Charities caught in the middle of the refund row over the botched Sheffield half marathon have praised runners for helping them raise tens of thousands in sponsorship.
Ten charities are due to miss out on money after organisers said this week they would only pay refunds for the event from money normally set aside for charitable donations.
Around 80 per cent of the runners completed the course in April despite the cancellation, which occurred after a mix-up over water supplies.
It is not clear how much – if anything – organisers will give to this year’s charities.
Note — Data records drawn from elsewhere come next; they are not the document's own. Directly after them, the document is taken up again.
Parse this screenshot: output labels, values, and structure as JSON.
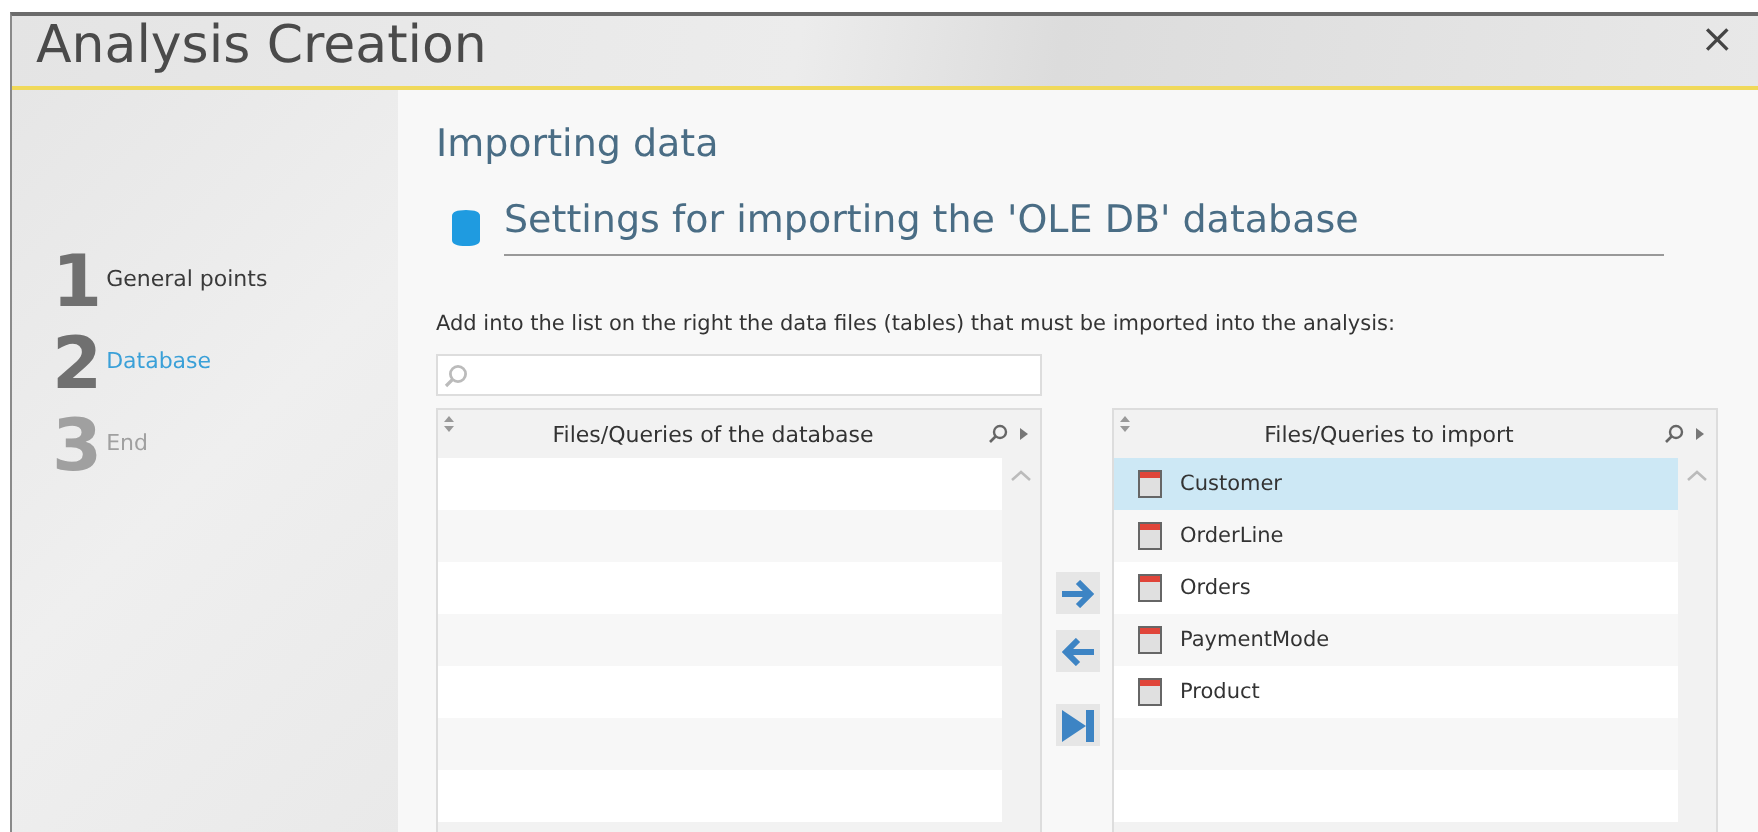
{
  "window": {
    "title": "Analysis Creation",
    "close_icon": "×"
  },
  "steps": [
    {
      "number": "1",
      "label": "General points",
      "selected": false,
      "disabled": false
    },
    {
      "number": "2",
      "label": "Database",
      "selected": true,
      "disabled": false
    },
    {
      "number": "3",
      "label": "End",
      "selected": false,
      "disabled": true
    }
  ],
  "page": {
    "title": "Importing data",
    "section_title": "Settings for importing the 'OLE DB' database",
    "instruction": "Add into the list on the right the data files (tables) that must be imported into the analysis:"
  },
  "source_grid": {
    "column": "Files/Queries of the database"
  },
  "target_grid": {
    "column": "Files/Queries to import",
    "rows": [
      {
        "name": "Customer",
        "selected": true
      },
      {
        "name": "OrderLine",
        "selected": false
      },
      {
        "name": "Orders",
        "selected": false
      },
      {
        "name": "PaymentMode",
        "selected": false
      },
      {
        "name": "Product",
        "selected": false
      }
    ]
  }
}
Last year, more than £100,000 was handed over.
But charity officials today said they would still benefit from the event thanks to sponsorship collected by generous runners.
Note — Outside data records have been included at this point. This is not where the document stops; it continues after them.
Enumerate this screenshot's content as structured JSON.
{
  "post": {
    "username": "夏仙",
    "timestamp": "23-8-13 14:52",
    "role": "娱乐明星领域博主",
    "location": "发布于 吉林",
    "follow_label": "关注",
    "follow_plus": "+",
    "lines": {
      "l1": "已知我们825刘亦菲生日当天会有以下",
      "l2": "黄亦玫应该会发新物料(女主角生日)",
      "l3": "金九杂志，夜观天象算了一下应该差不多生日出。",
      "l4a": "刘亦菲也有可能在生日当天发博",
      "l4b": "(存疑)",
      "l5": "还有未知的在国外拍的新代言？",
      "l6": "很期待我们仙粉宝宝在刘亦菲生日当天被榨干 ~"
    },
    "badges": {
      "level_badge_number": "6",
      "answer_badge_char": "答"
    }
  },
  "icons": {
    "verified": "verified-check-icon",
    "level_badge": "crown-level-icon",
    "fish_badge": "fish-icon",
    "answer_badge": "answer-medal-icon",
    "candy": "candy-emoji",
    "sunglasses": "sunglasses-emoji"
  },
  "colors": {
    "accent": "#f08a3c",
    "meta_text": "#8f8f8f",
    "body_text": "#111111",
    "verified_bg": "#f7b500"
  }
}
Bluebell Wood Hospice said it expects to make £20,000, Breast Cancer Care £10,000, with between £4,000 and £5,000 being donated to Support Dogs.
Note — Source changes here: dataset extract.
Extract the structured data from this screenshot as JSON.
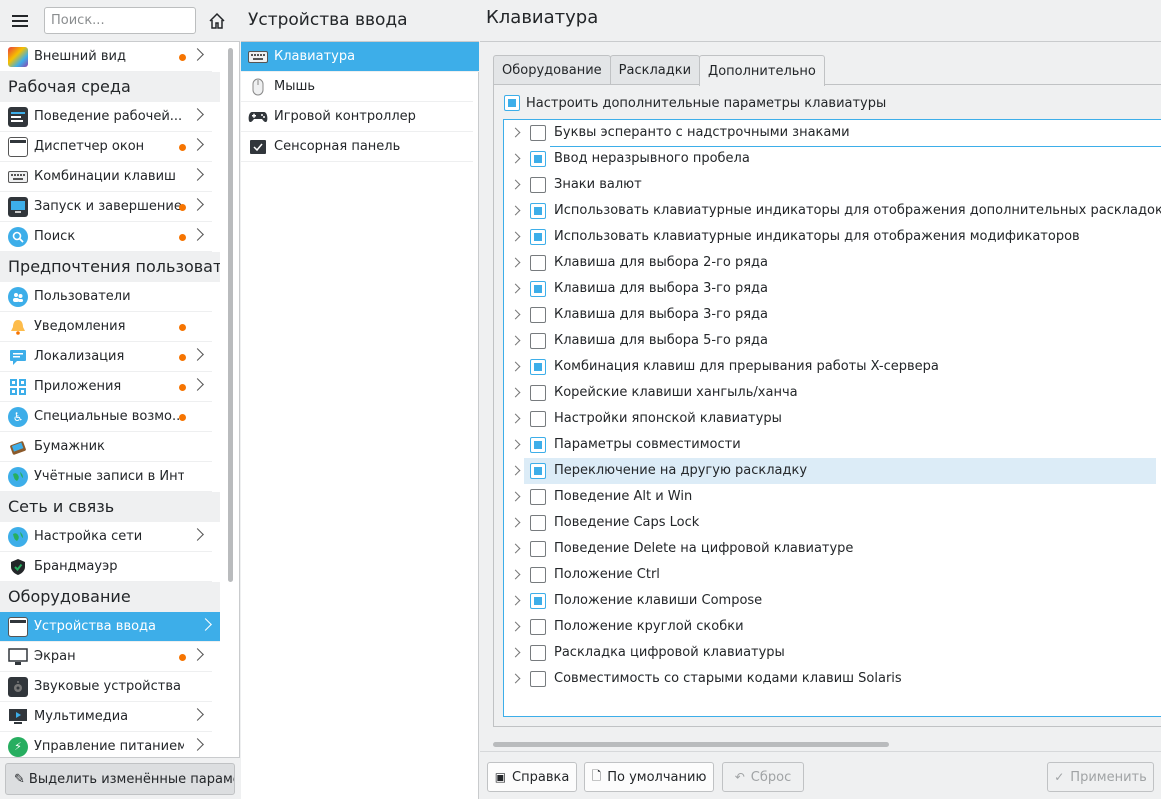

None of the charities contacted by The Star criticised the race organisers for their decision to pay for potential refunds out of money that would have otherwise gone to them.
Helen Mower, head of fundraising at Bluebell Wood Children’s Hospice, said: “The runners work extremely hard at raising significant sponsorship for us, approximately £20,000 a year, making it our biggest source of income from the event.
“This money will not be affected by any decision that people make in claiming back their entry fee.
“As one of the nominated charities for the Sheffield Half Marathon we understand and respect the choice of each individual when claiming their entry fee back.”
Julia Conlan-Greaves, a fundraiser for South Yorkshire MS Therapy Centre, said: “We have always found the half marathon committee to be fair, just and hard-working as are our volunteers and supporters.
“This year’s event was unprecedented, we hope that this usually successful event can overcome any difficulties and go from strength to strength.”